### Requirement
Please output the data exactly, minus pictures.

** Excerpted data follows **

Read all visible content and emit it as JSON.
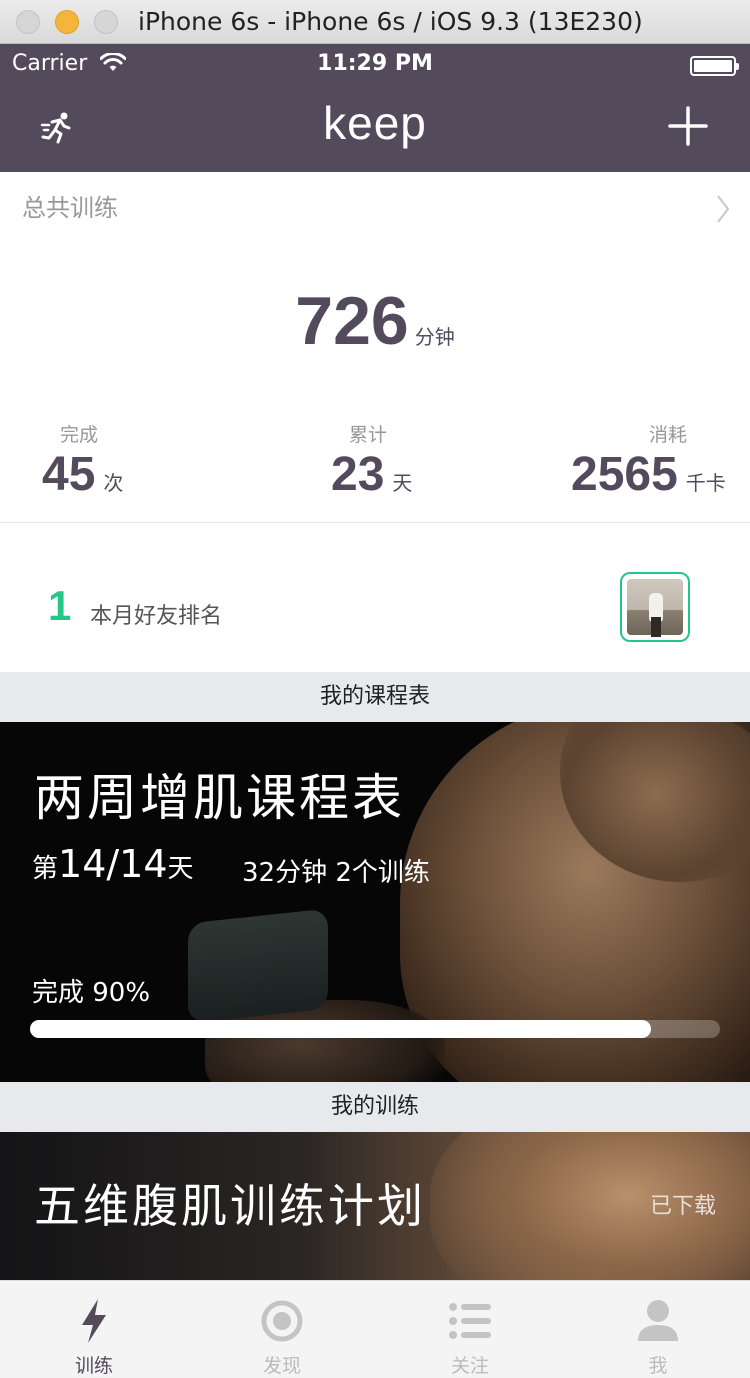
{
  "window": {
    "title": "iPhone 6s - iPhone 6s / iOS 9.3 (13E230)"
  },
  "status": {
    "carrier": "Carrier",
    "time": "11:29 PM"
  },
  "nav": {
    "logo": "keep"
  },
  "summary": {
    "label": "总共训练",
    "total_value": "726",
    "total_unit": "分钟",
    "stats": [
      {
        "label": "完成",
        "value": "45",
        "unit": "次"
      },
      {
        "label": "累计",
        "value": "23",
        "unit": "天"
      },
      {
        "label": "消耗",
        "value": "2565",
        "unit": "千卡"
      }
    ],
    "rank_value": "1",
    "rank_label": "本月好友排名"
  },
  "schedule": {
    "header": "我的课程表",
    "title": "两周增肌课程表",
    "day_prefix": "第",
    "day_value": "14/14",
    "day_suffix": "天",
    "meta": "32分钟 2个训练",
    "done_label": "完成 90%",
    "progress": 0.9
  },
  "training": {
    "header": "我的训练",
    "title": "五维腹肌训练计划",
    "status": "已下载"
  },
  "tabs": [
    {
      "label": "训练",
      "icon": "bolt-icon",
      "active": true
    },
    {
      "label": "发现",
      "icon": "target-icon",
      "active": false
    },
    {
      "label": "关注",
      "icon": "list-icon",
      "active": false
    },
    {
      "label": "我",
      "icon": "person-icon",
      "active": false
    }
  ],
  "colors": {
    "brand": "#534a5c",
    "accent": "#24c789"
  }
}
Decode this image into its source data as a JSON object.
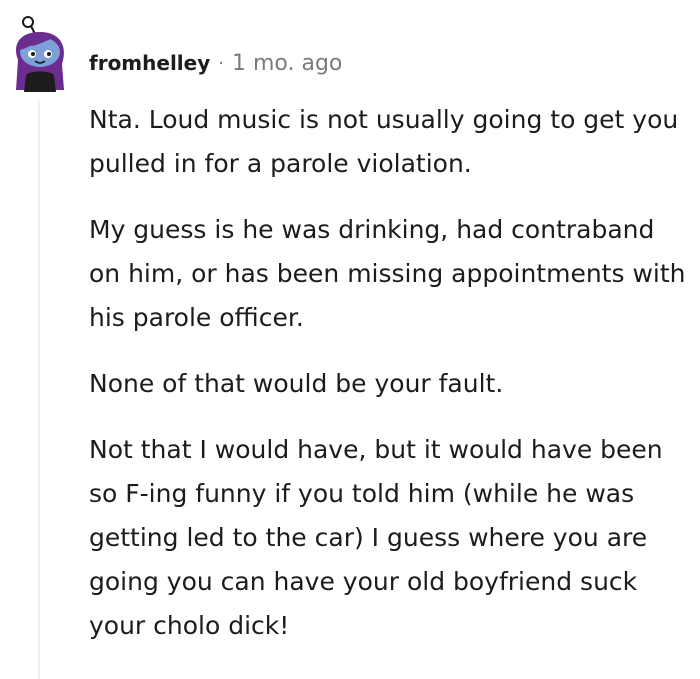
{
  "comment": {
    "username": "fromhelley",
    "separator": "·",
    "timestamp": "1 mo. ago",
    "paragraphs": [
      "Nta. Loud music is not usually going to get you pulled in for a parole violation.",
      "My guess is he was drinking, had contraband on him, or has been missing appointments with his parole officer.",
      "None of that would be your fault.",
      "Not that I would have, but it would have been so F-ing funny if you told him (while he was getting led to the car) I guess where you are going you can have your old boyfriend suck your cholo dick!"
    ]
  },
  "colors": {
    "text": "#1c1c1c",
    "meta": "#787c7e",
    "thread_line": "#edeff1",
    "avatar_hair": "#6a2c8e",
    "avatar_skin": "#7e9fd8",
    "avatar_body": "#1c1c1c"
  },
  "icons": {
    "avatar": "reddit-snoo-avatar"
  }
}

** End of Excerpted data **

### Response to the exercise
Read all visible content and emit it as JSON.
{
  "window": {
    "title": "iPhone 6s - iPhone 6s / iOS 9.3 (13E230)"
  },
  "status": {
    "carrier": "Carrier",
    "time": "11:29 PM"
  },
  "nav": {
    "logo": "keep"
  },
  "summary": {
    "label": "总共训练",
    "total_value": "726",
    "total_unit": "分钟",
    "stats": [
      {
        "label": "完成",
        "value": "45",
        "unit": "次"
      },
      {
        "label": "累计",
        "value": "23",
        "unit": "天"
      },
      {
        "label": "消耗",
        "value": "2565",
        "unit": "千卡"
      }
    ],
    "rank_value": "1",
    "rank_label": "本月好友排名"
  },
  "schedule": {
    "header": "我的课程表",
    "title": "两周增肌课程表",
    "day_prefix": "第",
    "day_value": "14/14",
    "day_suffix": "天",
    "meta": "32分钟 2个训练",
    "done_label": "完成 90%",
    "progress": 0.9
  },
  "training": {
    "header": "我的训练",
    "title": "五维腹肌训练计划",
    "status": "已下载"
  },
  "tabs": [
    {
      "label": "训练",
      "icon": "bolt-icon",
      "active": true
    },
    {
      "label": "发现",
      "icon": "target-icon",
      "active": false
    },
    {
      "label": "关注",
      "icon": "list-icon",
      "active": false
    },
    {
      "label": "我",
      "icon": "person-icon",
      "active": false
    }
  ],
  "colors": {
    "brand": "#534a5c",
    "accent": "#24c789"
  }
}
Decode this image into its source data as a JSON object.
{
  "comment": {
    "username": "fromhelley",
    "separator": "·",
    "timestamp": "1 mo. ago",
    "paragraphs": [
      "Nta. Loud music is not usually going to get you pulled in for a parole violation.",
      "My guess is he was drinking, had contraband on him, or has been missing appointments with his parole officer.",
      "None of that would be your fault.",
      "Not that I would have, but it would have been so F-ing funny if you told him (while he was getting led to the car) I guess where you are going you can have your old boyfriend suck your cholo dick!"
    ]
  },
  "colors": {
    "text": "#1c1c1c",
    "meta": "#787c7e",
    "thread_line": "#edeff1",
    "avatar_hair": "#6a2c8e",
    "avatar_skin": "#7e9fd8",
    "avatar_body": "#1c1c1c"
  },
  "icons": {
    "avatar": "reddit-snoo-avatar"
  }
}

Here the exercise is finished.